What you are asked to do:
Check each line of the entries for "battery" and report the ones that have it.

Provided information:
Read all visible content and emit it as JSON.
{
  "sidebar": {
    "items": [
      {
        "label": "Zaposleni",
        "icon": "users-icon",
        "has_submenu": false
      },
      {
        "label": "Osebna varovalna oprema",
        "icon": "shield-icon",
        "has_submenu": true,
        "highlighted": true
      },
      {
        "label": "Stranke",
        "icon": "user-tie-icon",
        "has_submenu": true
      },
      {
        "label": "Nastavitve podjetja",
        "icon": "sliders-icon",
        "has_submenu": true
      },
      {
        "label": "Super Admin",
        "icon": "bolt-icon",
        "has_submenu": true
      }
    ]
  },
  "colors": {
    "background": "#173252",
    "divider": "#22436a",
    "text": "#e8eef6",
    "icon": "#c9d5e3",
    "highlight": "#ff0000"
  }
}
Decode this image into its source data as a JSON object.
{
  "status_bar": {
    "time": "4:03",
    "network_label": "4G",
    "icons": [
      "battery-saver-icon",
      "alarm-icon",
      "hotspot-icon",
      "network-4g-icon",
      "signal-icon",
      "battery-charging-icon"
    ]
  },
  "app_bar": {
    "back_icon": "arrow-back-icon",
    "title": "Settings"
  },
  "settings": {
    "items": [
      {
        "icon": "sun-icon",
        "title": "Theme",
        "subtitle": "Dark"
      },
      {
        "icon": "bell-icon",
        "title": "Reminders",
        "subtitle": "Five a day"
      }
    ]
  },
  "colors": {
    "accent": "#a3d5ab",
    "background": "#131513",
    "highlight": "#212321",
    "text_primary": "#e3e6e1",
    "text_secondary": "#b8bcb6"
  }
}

Completed task:
      "battery-saver-icon",
      "battery-charging-icon"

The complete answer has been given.